What is expected
Your copy should match the records exactly, apart from the pictures, which stay out.

Data for the task
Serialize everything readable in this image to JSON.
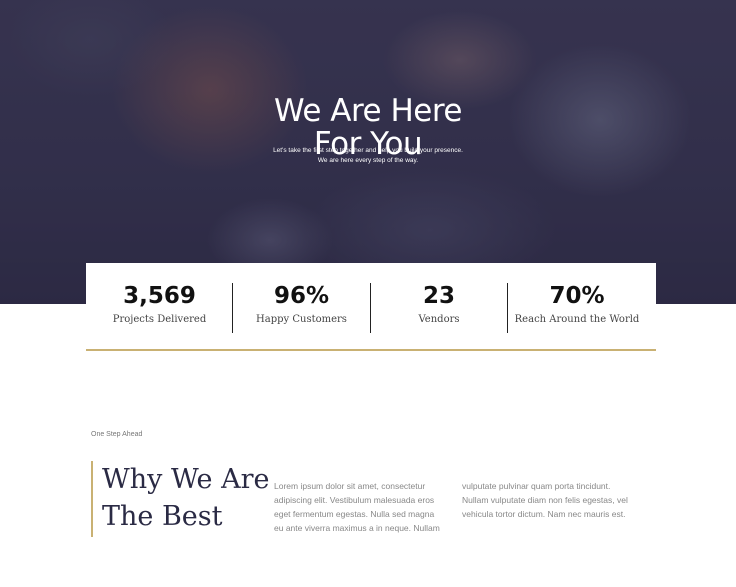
{
  "hero": {
    "title_lines": [
      "We Are Here",
      "For You"
    ],
    "subtitle_lines": [
      "Let's take the first step together and help you build your presence.",
      "We are here every step of the way."
    ]
  },
  "stats": [
    {
      "value": "3,569",
      "label": "Projects Delivered"
    },
    {
      "value": "96%",
      "label": "Happy Customers"
    },
    {
      "value": "23",
      "label": "Vendors"
    },
    {
      "value": "70%",
      "label": "Reach Around the World"
    }
  ],
  "section": {
    "eyebrow": "One Step Ahead",
    "title_lines": [
      "Why We Are",
      "The Best"
    ],
    "col1_lines": [
      "Lorem ipsum dolor sit amet, consectetur",
      "adipiscing elit. Vestibulum malesuada eros",
      "eget fermentum egestas. Nulla sed magna",
      "eu ante viverra maximus a in neque. Nullam"
    ],
    "col2_lines": [
      "vulputate pulvinar quam porta tincidunt.",
      "Nullam vulputate diam non felis egestas, vel",
      "vehicula tortor dictum. Nam nec mauris est."
    ]
  },
  "colors": {
    "accent": "#c9b173",
    "hero_overlay": "#3a3852",
    "title_text": "#2a2a44"
  }
}
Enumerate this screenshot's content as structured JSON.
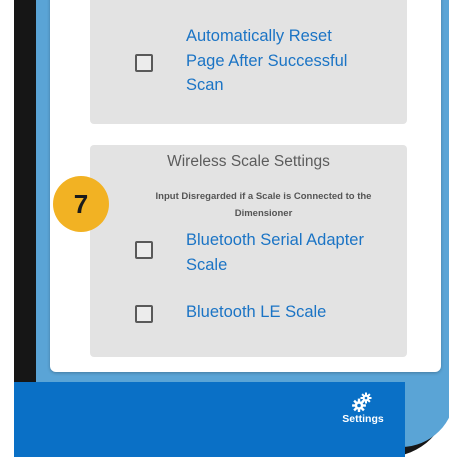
{
  "settings": {
    "reset_option": {
      "label_lines": [
        "Automatically Reset",
        "Page After Successful",
        "Scan"
      ],
      "checked": false
    },
    "scale_section": {
      "title": "Wireless Scale Settings",
      "note_lines": [
        "Input Disregarded if a Scale is Connected to the",
        "Dimensioner"
      ],
      "options": [
        {
          "label_lines": [
            "Bluetooth Serial Adapter",
            "Scale"
          ],
          "checked": false
        },
        {
          "label_lines": [
            "Bluetooth LE Scale"
          ],
          "checked": false
        }
      ]
    }
  },
  "annotation": {
    "step": "7",
    "color": "#f2b223"
  },
  "bottom_nav": {
    "settings_label": "Settings",
    "settings_icon": "gears-icon",
    "bar_color": "#0a70c6"
  },
  "theme": {
    "accent": "#1b74c5",
    "screen_border": "#5aa4d6"
  }
}
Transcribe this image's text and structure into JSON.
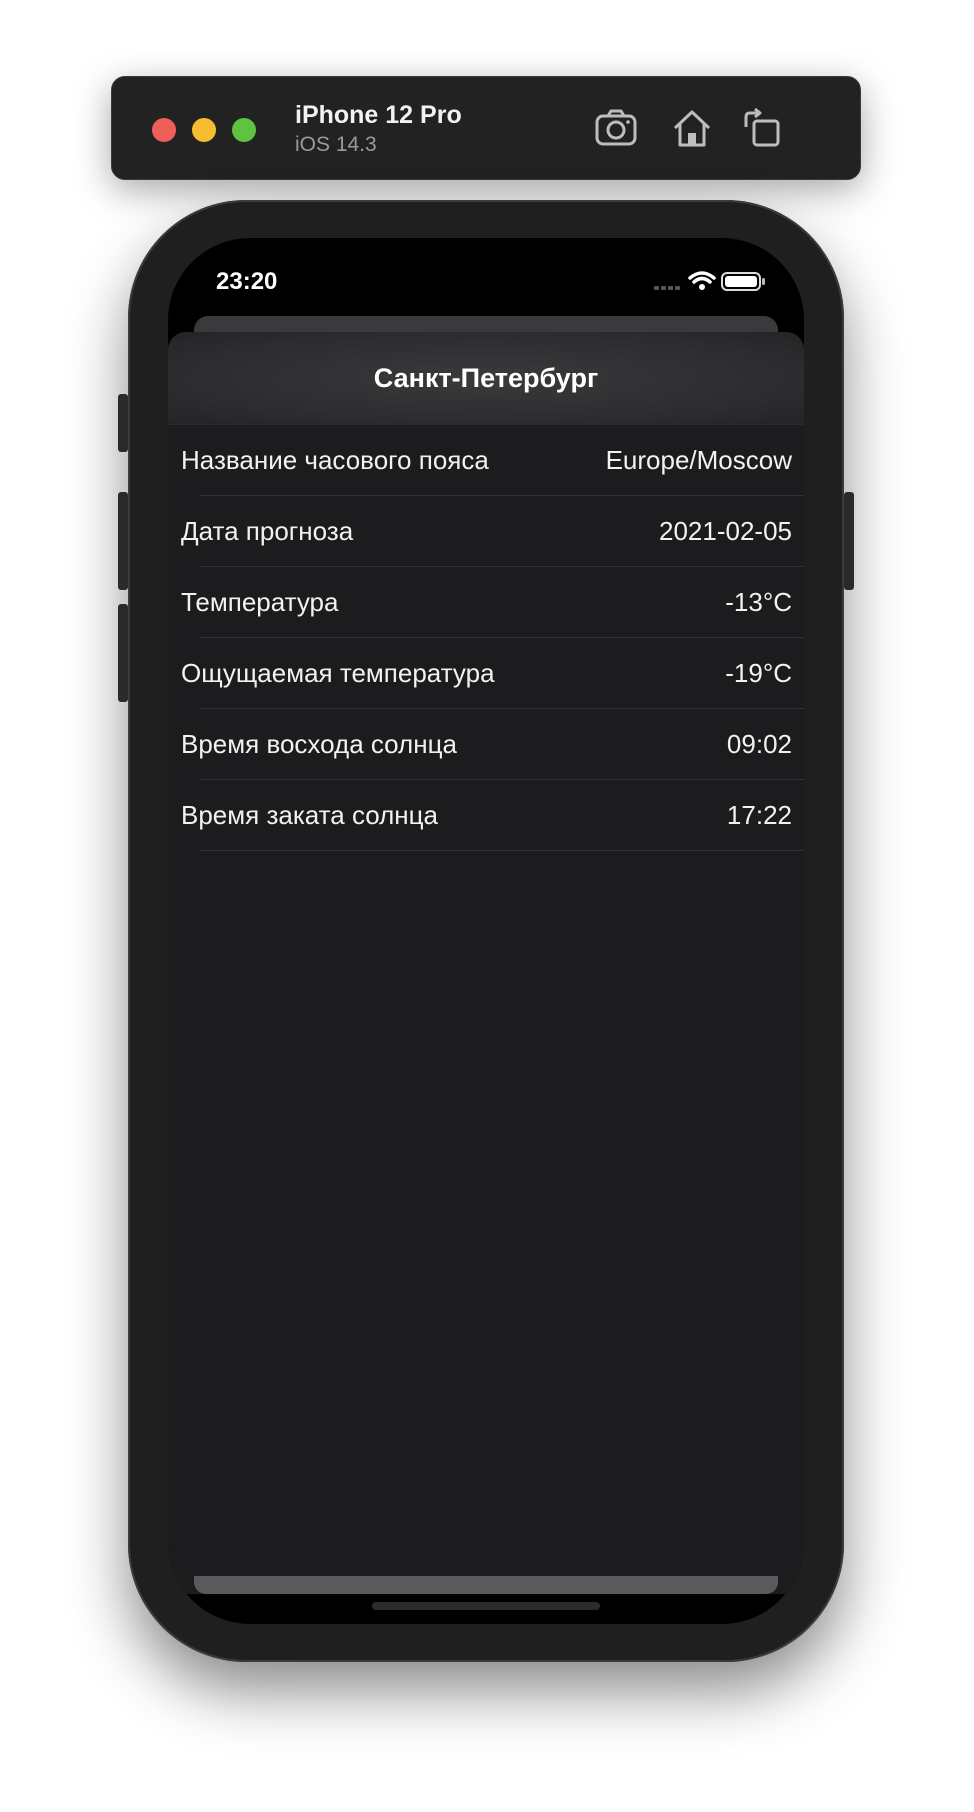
{
  "simulator": {
    "device_name": "iPhone 12 Pro",
    "os_version": "iOS 14.3",
    "icons": [
      "screenshot-icon",
      "home-icon",
      "rotate-icon"
    ]
  },
  "status_bar": {
    "time": "23:20"
  },
  "sheet": {
    "title": "Санкт-Петербург",
    "rows": [
      {
        "label": "Название часового пояса",
        "value": "Europe/Moscow"
      },
      {
        "label": "Дата прогноза",
        "value": "2021-02-05"
      },
      {
        "label": "Температура",
        "value": "-13°C"
      },
      {
        "label": "Ощущаемая температура",
        "value": "-19°C"
      },
      {
        "label": "Время восхода солнца",
        "value": "09:02"
      },
      {
        "label": "Время заката солнца",
        "value": "17:22"
      }
    ]
  }
}
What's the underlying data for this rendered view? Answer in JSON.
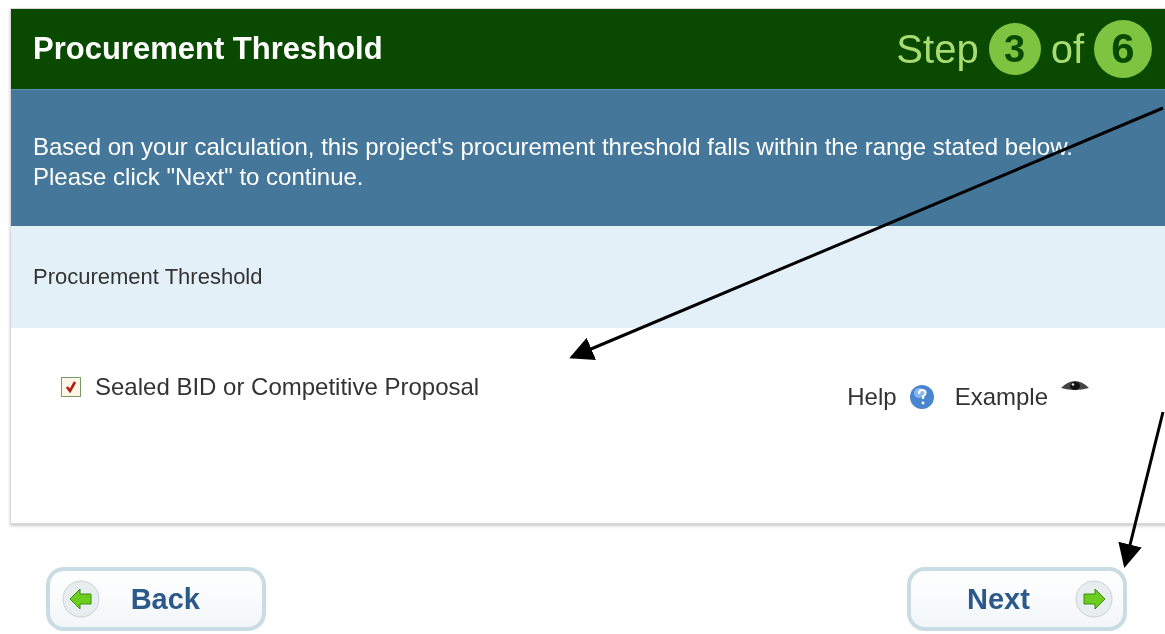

Response box
Serialize everything readable in this image to JSON.
{
  "hero": {
    "title_lines": [
      "We Are Here",
      "For You"
    ],
    "subtitle_lines": [
      "Let's take the first step together and help you build your presence.",
      "We are here every step of the way."
    ]
  },
  "stats": [
    {
      "value": "3,569",
      "label": "Projects Delivered"
    },
    {
      "value": "96%",
      "label": "Happy Customers"
    },
    {
      "value": "23",
      "label": "Vendors"
    },
    {
      "value": "70%",
      "label": "Reach Around the World"
    }
  ],
  "section": {
    "eyebrow": "One Step Ahead",
    "title_lines": [
      "Why We Are",
      "The Best"
    ],
    "col1_lines": [
      "Lorem ipsum dolor sit amet, consectetur",
      "adipiscing elit. Vestibulum malesuada eros",
      "eget fermentum egestas. Nulla sed magna",
      "eu ante viverra maximus a in neque. Nullam"
    ],
    "col2_lines": [
      "vulputate pulvinar quam porta tincidunt.",
      "Nullam vulputate diam non felis egestas, vel",
      "vehicula tortor dictum. Nam nec mauris est."
    ]
  },
  "colors": {
    "accent": "#c9b173",
    "hero_overlay": "#3a3852",
    "title_text": "#2a2a44"
  }
}
Enumerate this screenshot's content as structured JSON.
{
  "settings": {
    "reset_option": {
      "label_lines": [
        "Automatically Reset",
        "Page After Successful",
        "Scan"
      ],
      "checked": false
    },
    "scale_section": {
      "title": "Wireless Scale Settings",
      "note_lines": [
        "Input Disregarded if a Scale is Connected to the",
        "Dimensioner"
      ],
      "options": [
        {
          "label_lines": [
            "Bluetooth Serial Adapter",
            "Scale"
          ],
          "checked": false
        },
        {
          "label_lines": [
            "Bluetooth LE Scale"
          ],
          "checked": false
        }
      ]
    }
  },
  "annotation": {
    "step": "7",
    "color": "#f2b223"
  },
  "bottom_nav": {
    "settings_label": "Settings",
    "settings_icon": "gears-icon",
    "bar_color": "#0a70c6"
  },
  "theme": {
    "accent": "#1b74c5",
    "screen_border": "#5aa4d6"
  }
}
Transcribe this image's text and structure into JSON.
{
  "simulator": {
    "device_name": "iPhone 12 Pro",
    "os_version": "iOS 14.3",
    "icons": [
      "screenshot-icon",
      "home-icon",
      "rotate-icon"
    ]
  },
  "status_bar": {
    "time": "23:20"
  },
  "sheet": {
    "title": "Санкт-Петербург",
    "rows": [
      {
        "label": "Название часового пояса",
        "value": "Europe/Moscow"
      },
      {
        "label": "Дата прогноза",
        "value": "2021-02-05"
      },
      {
        "label": "Температура",
        "value": "-13°C"
      },
      {
        "label": "Ощущаемая температура",
        "value": "-19°C"
      },
      {
        "label": "Время восхода солнца",
        "value": "09:02"
      },
      {
        "label": "Время заката солнца",
        "value": "17:22"
      }
    ]
  }
}
What's the underlying data for this rendered view? Answer in JSON.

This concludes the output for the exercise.